Source data:
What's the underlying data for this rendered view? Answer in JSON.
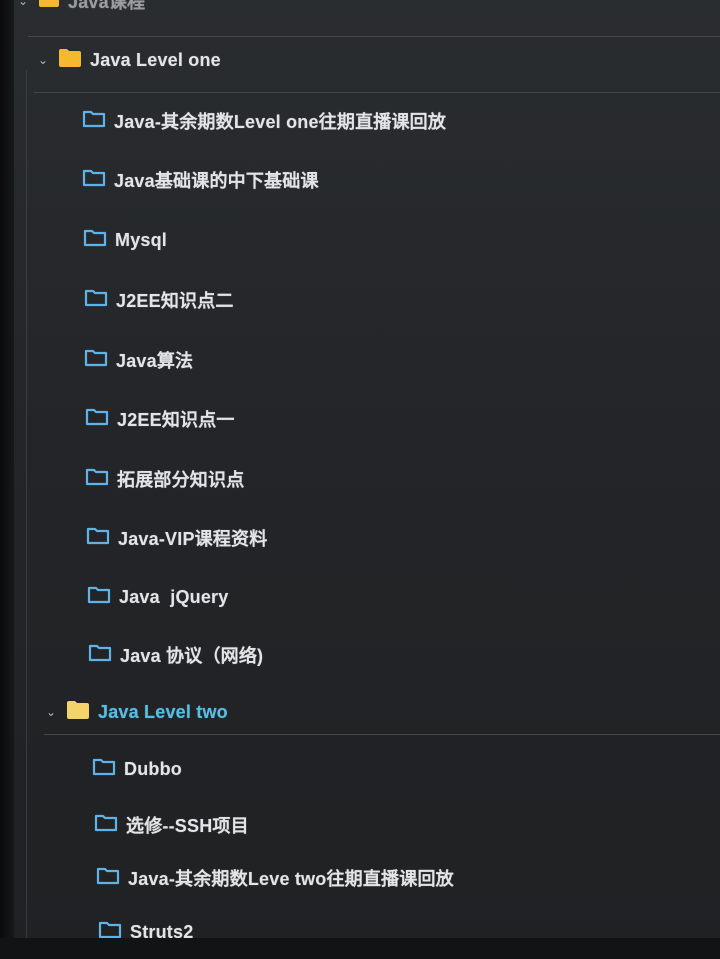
{
  "root": {
    "label": "Java课程",
    "expanded": true,
    "folder_color": "#f4b92c"
  },
  "groups": [
    {
      "label": "Java Level one",
      "expanded": true,
      "folder_color": "#f4b92c",
      "label_color": "#e3e4e6",
      "children": [
        {
          "label": "Java-其余期数Level one往期直播课回放"
        },
        {
          "label": "Java基础课的中下基础课"
        },
        {
          "label": "Mysql"
        },
        {
          "label": "J2EE知识点二"
        },
        {
          "label": "Java算法"
        },
        {
          "label": "J2EE知识点一"
        },
        {
          "label": "拓展部分知识点"
        },
        {
          "label": "Java-VIP课程资料"
        },
        {
          "label": "Java  jQuery"
        },
        {
          "label": "Java 协议（网络)"
        }
      ]
    },
    {
      "label": "Java Level two",
      "expanded": true,
      "folder_color": "#f4d46a",
      "label_color": "#4fc1e9",
      "children": [
        {
          "label": "Dubbo"
        },
        {
          "label": "选修--SSH项目"
        },
        {
          "label": "Java-其余期数Leve two往期直播课回放"
        },
        {
          "label": "Struts2"
        }
      ]
    }
  ],
  "icons": {
    "expand": "chevron-down-icon",
    "group_folder": "folder-filled-icon",
    "child_folder": "folder-outline-icon"
  },
  "colors": {
    "background": "#232528",
    "outline_folder": "#5fb3e8",
    "text": "#e3e4e6",
    "accent": "#4fc1e9"
  }
}
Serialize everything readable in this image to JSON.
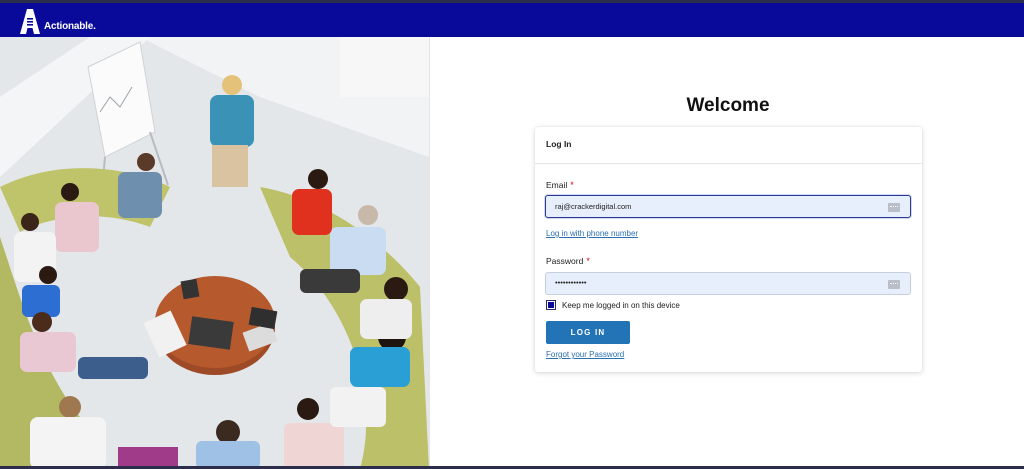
{
  "header": {
    "logo_text": "Actionable.",
    "bg_color": "#0a0a9a"
  },
  "hero_image": {
    "description_icon": "team-meeting-photo"
  },
  "welcome_title": "Welcome",
  "login": {
    "title": "Log In",
    "email_label": "Email",
    "email_value": "raj@crackerdigital.com",
    "phone_link": "Log in with phone number",
    "password_label": "Password",
    "password_value": "••••••••••••",
    "required_mark": "*",
    "remember_label": "Keep me logged in on this device",
    "remember_checked": true,
    "submit_label": "LOG IN",
    "forgot_link": "Forgot your Password",
    "button_color": "#2374b7",
    "link_color": "#2a6fb0"
  }
}
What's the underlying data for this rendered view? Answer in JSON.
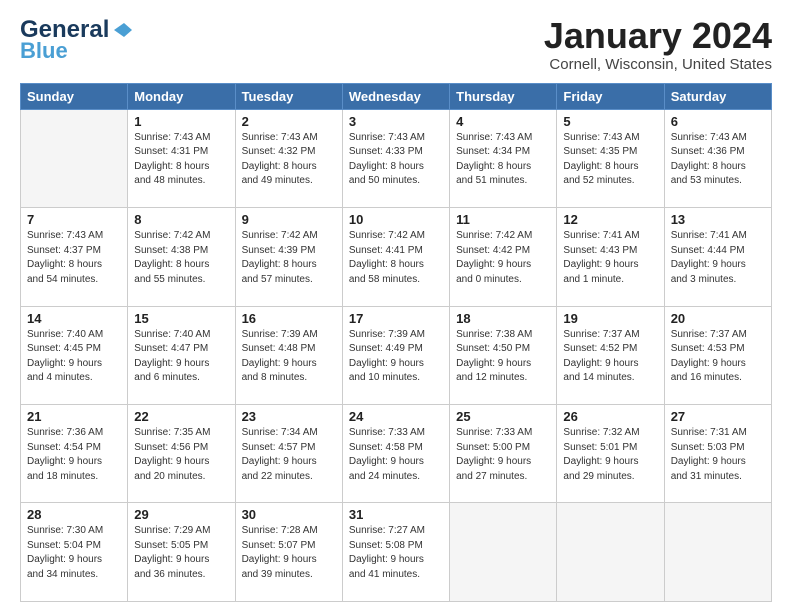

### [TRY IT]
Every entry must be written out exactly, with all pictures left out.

### [RESPONSE BOX]
What's the underlying data for this rendered view? Answer in JSON.
{
  "root": {
    "label": "Java课程",
    "expanded": true,
    "folder_color": "#f4b92c"
  },
  "groups": [
    {
      "label": "Java Level one",
      "expanded": true,
      "folder_color": "#f4b92c",
      "label_color": "#e3e4e6",
      "children": [
        {
          "label": "Java-其余期数Level one往期直播课回放"
        },
        {
          "label": "Java基础课的中下基础课"
        },
        {
          "label": "Mysql"
        },
        {
          "label": "J2EE知识点二"
        },
        {
          "label": "Java算法"
        },
        {
          "label": "J2EE知识点一"
        },
        {
          "label": "拓展部分知识点"
        },
        {
          "label": "Java-VIP课程资料"
        },
        {
          "label": "Java  jQuery"
        },
        {
          "label": "Java 协议（网络)"
        }
      ]
    },
    {
      "label": "Java Level two",
      "expanded": true,
      "folder_color": "#f4d46a",
      "label_color": "#4fc1e9",
      "children": [
        {
          "label": "Dubbo"
        },
        {
          "label": "选修--SSH项目"
        },
        {
          "label": "Java-其余期数Leve two往期直播课回放"
        },
        {
          "label": "Struts2"
        }
      ]
    }
  ],
  "icons": {
    "expand": "chevron-down-icon",
    "group_folder": "folder-filled-icon",
    "child_folder": "folder-outline-icon"
  },
  "colors": {
    "background": "#232528",
    "outline_folder": "#5fb3e8",
    "text": "#e3e4e6",
    "accent": "#4fc1e9"
  }
}
Serialize everything readable in this image to JSON.
{
  "header": {
    "logo_text": "Actionable.",
    "bg_color": "#0a0a9a"
  },
  "hero_image": {
    "description_icon": "team-meeting-photo"
  },
  "welcome_title": "Welcome",
  "login": {
    "title": "Log In",
    "email_label": "Email",
    "email_value": "raj@crackerdigital.com",
    "phone_link": "Log in with phone number",
    "password_label": "Password",
    "password_value": "••••••••••••",
    "required_mark": "*",
    "remember_label": "Keep me logged in on this device",
    "remember_checked": true,
    "submit_label": "LOG IN",
    "forgot_link": "Forgot your Password",
    "button_color": "#2374b7",
    "link_color": "#2a6fb0"
  }
}
What's the underlying data for this rendered view? Answer in JSON.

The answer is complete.